And just as easily as it began, it ended.
I’ve seen this individual a few times since that odd weekend. The first time we spoke, he came to me with an air of humble pride, standing slightly taller than the last time I’d seen him. He was clutching something in his hand, a hand which was absent of his prior trembling. He wanted to show me something. He opened his tightly clenched hand to show me his 24 hour-a-day sobriety coin. He said he’d obtained a sponsor and thanked me for the conversation we’d had.
Since then, on the few occasions when our paths cross, we pretend to know nothing about the other. There is no acknowledgement; no cumbersome, polite pleasantries. We’ve quietly slipped into societal norms as easily as leaves fall from Autumn trees. It’s easier than admitting we broke societal rules by failing to pretend.
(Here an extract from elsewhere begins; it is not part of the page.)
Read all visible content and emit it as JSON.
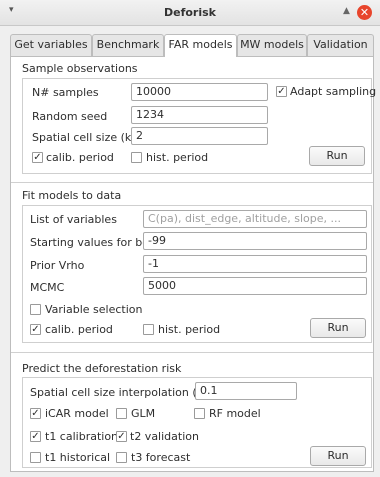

The conversation with the stranger was raw, brutally honest, and authentic. My questions about faith and grace and hope remain; questions about finding a desire to survive beyond this moment when I cannot see past the pain and hopelessness of my condition. I remember the things he said about choosing life when dying would have been much easier. It is those remembrances that remind me of the mercy of God. I require those reminders. I need the words of the stranger to stay with me. I have a God who knew sometime during my life, my impoverished spirit would cling to the hope that was shared with me all those months ago . I am comforted in knowing part of the purpose of the intrusion of this stranger into my world was to redirect me to the One who can calm all my fears.
It is a miracle to behold when the existence of one broken believer is used in a few brief moments of time to point another to the infinite love and acceptance of our God.